• _Work instructions_: Copy each line below exactly as it appears. Pictures are to be omitted.

• _Data for processing_:
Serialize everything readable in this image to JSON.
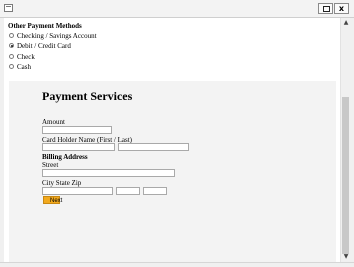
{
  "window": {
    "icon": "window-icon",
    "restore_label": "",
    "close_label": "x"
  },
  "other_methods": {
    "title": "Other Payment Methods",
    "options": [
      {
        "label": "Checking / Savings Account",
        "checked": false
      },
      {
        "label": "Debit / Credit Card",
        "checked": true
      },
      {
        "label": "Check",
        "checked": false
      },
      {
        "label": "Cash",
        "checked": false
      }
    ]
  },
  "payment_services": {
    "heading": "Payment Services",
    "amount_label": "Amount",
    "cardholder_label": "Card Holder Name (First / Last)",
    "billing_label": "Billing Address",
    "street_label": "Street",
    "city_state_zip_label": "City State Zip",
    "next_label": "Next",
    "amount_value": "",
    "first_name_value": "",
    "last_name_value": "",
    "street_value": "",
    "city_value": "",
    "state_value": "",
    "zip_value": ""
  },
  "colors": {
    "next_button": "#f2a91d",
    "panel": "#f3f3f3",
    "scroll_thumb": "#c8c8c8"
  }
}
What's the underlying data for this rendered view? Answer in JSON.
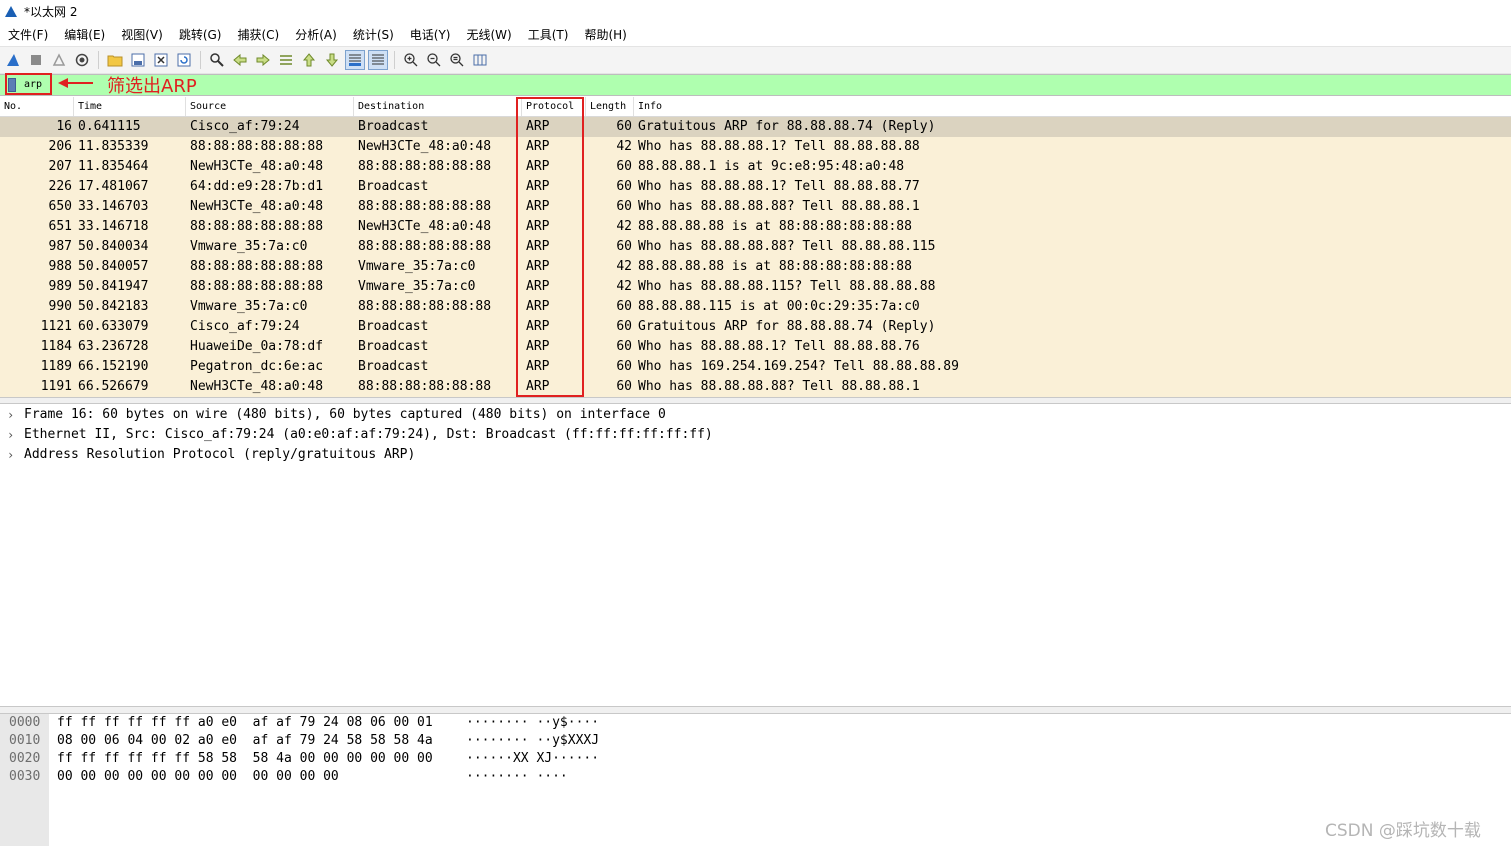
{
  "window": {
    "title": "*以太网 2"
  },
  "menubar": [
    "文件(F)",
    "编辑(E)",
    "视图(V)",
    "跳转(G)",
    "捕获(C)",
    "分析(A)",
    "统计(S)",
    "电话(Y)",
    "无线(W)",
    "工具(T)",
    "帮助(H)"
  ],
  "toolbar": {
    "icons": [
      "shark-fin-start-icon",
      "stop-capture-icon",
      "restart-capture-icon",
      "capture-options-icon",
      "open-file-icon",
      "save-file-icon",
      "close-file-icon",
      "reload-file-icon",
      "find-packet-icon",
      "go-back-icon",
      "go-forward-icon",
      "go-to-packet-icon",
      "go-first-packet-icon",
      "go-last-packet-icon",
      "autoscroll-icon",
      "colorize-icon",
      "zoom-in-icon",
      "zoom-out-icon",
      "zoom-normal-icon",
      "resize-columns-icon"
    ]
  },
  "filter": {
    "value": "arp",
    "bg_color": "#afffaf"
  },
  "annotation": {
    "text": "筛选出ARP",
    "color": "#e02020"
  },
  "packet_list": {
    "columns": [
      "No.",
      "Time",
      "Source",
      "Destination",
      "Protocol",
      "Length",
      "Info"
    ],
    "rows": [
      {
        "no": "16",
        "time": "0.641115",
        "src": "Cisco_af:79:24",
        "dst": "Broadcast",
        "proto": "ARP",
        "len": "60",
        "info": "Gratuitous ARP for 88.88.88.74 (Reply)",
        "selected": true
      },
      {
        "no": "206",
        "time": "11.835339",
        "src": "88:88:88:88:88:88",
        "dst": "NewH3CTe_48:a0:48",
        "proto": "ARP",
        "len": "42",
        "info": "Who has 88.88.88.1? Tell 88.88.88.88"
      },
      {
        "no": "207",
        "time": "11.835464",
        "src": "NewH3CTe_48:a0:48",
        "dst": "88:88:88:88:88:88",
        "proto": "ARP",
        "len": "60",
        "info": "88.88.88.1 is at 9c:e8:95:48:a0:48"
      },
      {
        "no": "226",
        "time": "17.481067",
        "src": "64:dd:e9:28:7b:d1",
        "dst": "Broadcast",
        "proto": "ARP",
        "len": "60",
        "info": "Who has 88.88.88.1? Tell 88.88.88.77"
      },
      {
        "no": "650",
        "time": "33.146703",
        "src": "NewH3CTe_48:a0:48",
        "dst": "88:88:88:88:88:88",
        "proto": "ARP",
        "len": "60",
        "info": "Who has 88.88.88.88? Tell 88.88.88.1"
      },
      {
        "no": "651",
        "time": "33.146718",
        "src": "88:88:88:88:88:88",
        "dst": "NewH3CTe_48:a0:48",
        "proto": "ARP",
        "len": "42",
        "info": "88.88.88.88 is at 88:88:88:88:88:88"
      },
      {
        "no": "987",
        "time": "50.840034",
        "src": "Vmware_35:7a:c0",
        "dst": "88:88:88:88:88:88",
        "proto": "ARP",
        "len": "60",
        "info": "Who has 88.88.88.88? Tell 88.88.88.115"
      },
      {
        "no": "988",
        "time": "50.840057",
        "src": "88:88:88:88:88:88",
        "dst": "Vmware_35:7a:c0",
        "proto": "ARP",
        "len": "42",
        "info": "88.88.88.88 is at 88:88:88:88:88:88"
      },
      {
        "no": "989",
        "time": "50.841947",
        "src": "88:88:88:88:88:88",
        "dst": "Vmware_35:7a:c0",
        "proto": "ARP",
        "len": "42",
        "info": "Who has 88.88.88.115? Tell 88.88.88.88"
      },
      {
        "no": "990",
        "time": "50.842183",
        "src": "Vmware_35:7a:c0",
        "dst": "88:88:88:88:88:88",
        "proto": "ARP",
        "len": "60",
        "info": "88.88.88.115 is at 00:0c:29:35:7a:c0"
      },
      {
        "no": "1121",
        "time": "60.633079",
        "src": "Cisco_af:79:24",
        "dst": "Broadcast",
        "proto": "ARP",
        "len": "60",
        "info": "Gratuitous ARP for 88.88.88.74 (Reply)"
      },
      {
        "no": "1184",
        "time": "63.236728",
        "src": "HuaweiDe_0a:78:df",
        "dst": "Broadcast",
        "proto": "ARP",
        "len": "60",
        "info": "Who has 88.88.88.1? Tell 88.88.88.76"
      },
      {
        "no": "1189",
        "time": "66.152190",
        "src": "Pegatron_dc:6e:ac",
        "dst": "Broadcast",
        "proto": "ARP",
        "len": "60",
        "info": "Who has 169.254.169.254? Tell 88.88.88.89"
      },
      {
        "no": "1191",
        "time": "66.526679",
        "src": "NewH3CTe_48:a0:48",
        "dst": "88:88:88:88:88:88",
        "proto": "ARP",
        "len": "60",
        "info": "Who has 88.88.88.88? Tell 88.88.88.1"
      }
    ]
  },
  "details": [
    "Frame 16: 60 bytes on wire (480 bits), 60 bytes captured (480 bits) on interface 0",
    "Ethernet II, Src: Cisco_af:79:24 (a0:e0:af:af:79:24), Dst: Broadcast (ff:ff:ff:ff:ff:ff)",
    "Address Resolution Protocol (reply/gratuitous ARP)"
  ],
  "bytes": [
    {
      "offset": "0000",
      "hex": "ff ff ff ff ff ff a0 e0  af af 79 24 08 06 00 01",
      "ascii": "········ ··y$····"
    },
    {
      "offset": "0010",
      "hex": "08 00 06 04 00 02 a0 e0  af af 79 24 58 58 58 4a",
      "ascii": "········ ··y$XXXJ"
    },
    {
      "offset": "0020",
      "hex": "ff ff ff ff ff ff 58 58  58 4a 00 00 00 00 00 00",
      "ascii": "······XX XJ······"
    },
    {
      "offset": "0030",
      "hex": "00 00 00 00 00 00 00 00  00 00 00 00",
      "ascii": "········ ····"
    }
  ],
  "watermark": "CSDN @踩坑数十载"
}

• _Solution_:
Serialize everything readable in this image to JSON.
{
  "window": {
    "icon": "window-icon",
    "restore_label": "",
    "close_label": "x"
  },
  "other_methods": {
    "title": "Other Payment Methods",
    "options": [
      {
        "label": "Checking / Savings Account",
        "checked": false
      },
      {
        "label": "Debit / Credit Card",
        "checked": true
      },
      {
        "label": "Check",
        "checked": false
      },
      {
        "label": "Cash",
        "checked": false
      }
    ]
  },
  "payment_services": {
    "heading": "Payment Services",
    "amount_label": "Amount",
    "cardholder_label": "Card Holder Name (First / Last)",
    "billing_label": "Billing Address",
    "street_label": "Street",
    "city_state_zip_label": "City State Zip",
    "next_label": "Next",
    "amount_value": "",
    "first_name_value": "",
    "last_name_value": "",
    "street_value": "",
    "city_value": "",
    "state_value": "",
    "zip_value": ""
  },
  "colors": {
    "next_button": "#f2a91d",
    "panel": "#f3f3f3",
    "scroll_thumb": "#c8c8c8"
  }
}
What's the underlying data for this rendered view? Answer in JSON.
{
  "window": {
    "title": "*以太网 2"
  },
  "menubar": [
    "文件(F)",
    "编辑(E)",
    "视图(V)",
    "跳转(G)",
    "捕获(C)",
    "分析(A)",
    "统计(S)",
    "电话(Y)",
    "无线(W)",
    "工具(T)",
    "帮助(H)"
  ],
  "toolbar": {
    "icons": [
      "shark-fin-start-icon",
      "stop-capture-icon",
      "restart-capture-icon",
      "capture-options-icon",
      "open-file-icon",
      "save-file-icon",
      "close-file-icon",
      "reload-file-icon",
      "find-packet-icon",
      "go-back-icon",
      "go-forward-icon",
      "go-to-packet-icon",
      "go-first-packet-icon",
      "go-last-packet-icon",
      "autoscroll-icon",
      "colorize-icon",
      "zoom-in-icon",
      "zoom-out-icon",
      "zoom-normal-icon",
      "resize-columns-icon"
    ]
  },
  "filter": {
    "value": "arp",
    "bg_color": "#afffaf"
  },
  "annotation": {
    "text": "筛选出ARP",
    "color": "#e02020"
  },
  "packet_list": {
    "columns": [
      "No.",
      "Time",
      "Source",
      "Destination",
      "Protocol",
      "Length",
      "Info"
    ],
    "rows": [
      {
        "no": "16",
        "time": "0.641115",
        "src": "Cisco_af:79:24",
        "dst": "Broadcast",
        "proto": "ARP",
        "len": "60",
        "info": "Gratuitous ARP for 88.88.88.74 (Reply)",
        "selected": true
      },
      {
        "no": "206",
        "time": "11.835339",
        "src": "88:88:88:88:88:88",
        "dst": "NewH3CTe_48:a0:48",
        "proto": "ARP",
        "len": "42",
        "info": "Who has 88.88.88.1? Tell 88.88.88.88"
      },
      {
        "no": "207",
        "time": "11.835464",
        "src": "NewH3CTe_48:a0:48",
        "dst": "88:88:88:88:88:88",
        "proto": "ARP",
        "len": "60",
        "info": "88.88.88.1 is at 9c:e8:95:48:a0:48"
      },
      {
        "no": "226",
        "time": "17.481067",
        "src": "64:dd:e9:28:7b:d1",
        "dst": "Broadcast",
        "proto": "ARP",
        "len": "60",
        "info": "Who has 88.88.88.1? Tell 88.88.88.77"
      },
      {
        "no": "650",
        "time": "33.146703",
        "src": "NewH3CTe_48:a0:48",
        "dst": "88:88:88:88:88:88",
        "proto": "ARP",
        "len": "60",
        "info": "Who has 88.88.88.88? Tell 88.88.88.1"
      },
      {
        "no": "651",
        "time": "33.146718",
        "src": "88:88:88:88:88:88",
        "dst": "NewH3CTe_48:a0:48",
        "proto": "ARP",
        "len": "42",
        "info": "88.88.88.88 is at 88:88:88:88:88:88"
      },
      {
        "no": "987",
        "time": "50.840034",
        "src": "Vmware_35:7a:c0",
        "dst": "88:88:88:88:88:88",
        "proto": "ARP",
        "len": "60",
        "info": "Who has 88.88.88.88? Tell 88.88.88.115"
      },
      {
        "no": "988",
        "time": "50.840057",
        "src": "88:88:88:88:88:88",
        "dst": "Vmware_35:7a:c0",
        "proto": "ARP",
        "len": "42",
        "info": "88.88.88.88 is at 88:88:88:88:88:88"
      },
      {
        "no": "989",
        "time": "50.841947",
        "src": "88:88:88:88:88:88",
        "dst": "Vmware_35:7a:c0",
        "proto": "ARP",
        "len": "42",
        "info": "Who has 88.88.88.115? Tell 88.88.88.88"
      },
      {
        "no": "990",
        "time": "50.842183",
        "src": "Vmware_35:7a:c0",
        "dst": "88:88:88:88:88:88",
        "proto": "ARP",
        "len": "60",
        "info": "88.88.88.115 is at 00:0c:29:35:7a:c0"
      },
      {
        "no": "1121",
        "time": "60.633079",
        "src": "Cisco_af:79:24",
        "dst": "Broadcast",
        "proto": "ARP",
        "len": "60",
        "info": "Gratuitous ARP for 88.88.88.74 (Reply)"
      },
      {
        "no": "1184",
        "time": "63.236728",
        "src": "HuaweiDe_0a:78:df",
        "dst": "Broadcast",
        "proto": "ARP",
        "len": "60",
        "info": "Who has 88.88.88.1? Tell 88.88.88.76"
      },
      {
        "no": "1189",
        "time": "66.152190",
        "src": "Pegatron_dc:6e:ac",
        "dst": "Broadcast",
        "proto": "ARP",
        "len": "60",
        "info": "Who has 169.254.169.254? Tell 88.88.88.89"
      },
      {
        "no": "1191",
        "time": "66.526679",
        "src": "NewH3CTe_48:a0:48",
        "dst": "88:88:88:88:88:88",
        "proto": "ARP",
        "len": "60",
        "info": "Who has 88.88.88.88? Tell 88.88.88.1"
      }
    ]
  },
  "details": [
    "Frame 16: 60 bytes on wire (480 bits), 60 bytes captured (480 bits) on interface 0",
    "Ethernet II, Src: Cisco_af:79:24 (a0:e0:af:af:79:24), Dst: Broadcast (ff:ff:ff:ff:ff:ff)",
    "Address Resolution Protocol (reply/gratuitous ARP)"
  ],
  "bytes": [
    {
      "offset": "0000",
      "hex": "ff ff ff ff ff ff a0 e0  af af 79 24 08 06 00 01",
      "ascii": "········ ··y$····"
    },
    {
      "offset": "0010",
      "hex": "08 00 06 04 00 02 a0 e0  af af 79 24 58 58 58 4a",
      "ascii": "········ ··y$XXXJ"
    },
    {
      "offset": "0020",
      "hex": "ff ff ff ff ff ff 58 58  58 4a 00 00 00 00 00 00",
      "ascii": "······XX XJ······"
    },
    {
      "offset": "0030",
      "hex": "00 00 00 00 00 00 00 00  00 00 00 00",
      "ascii": "········ ····"
    }
  ],
  "watermark": "CSDN @踩坑数十载"
}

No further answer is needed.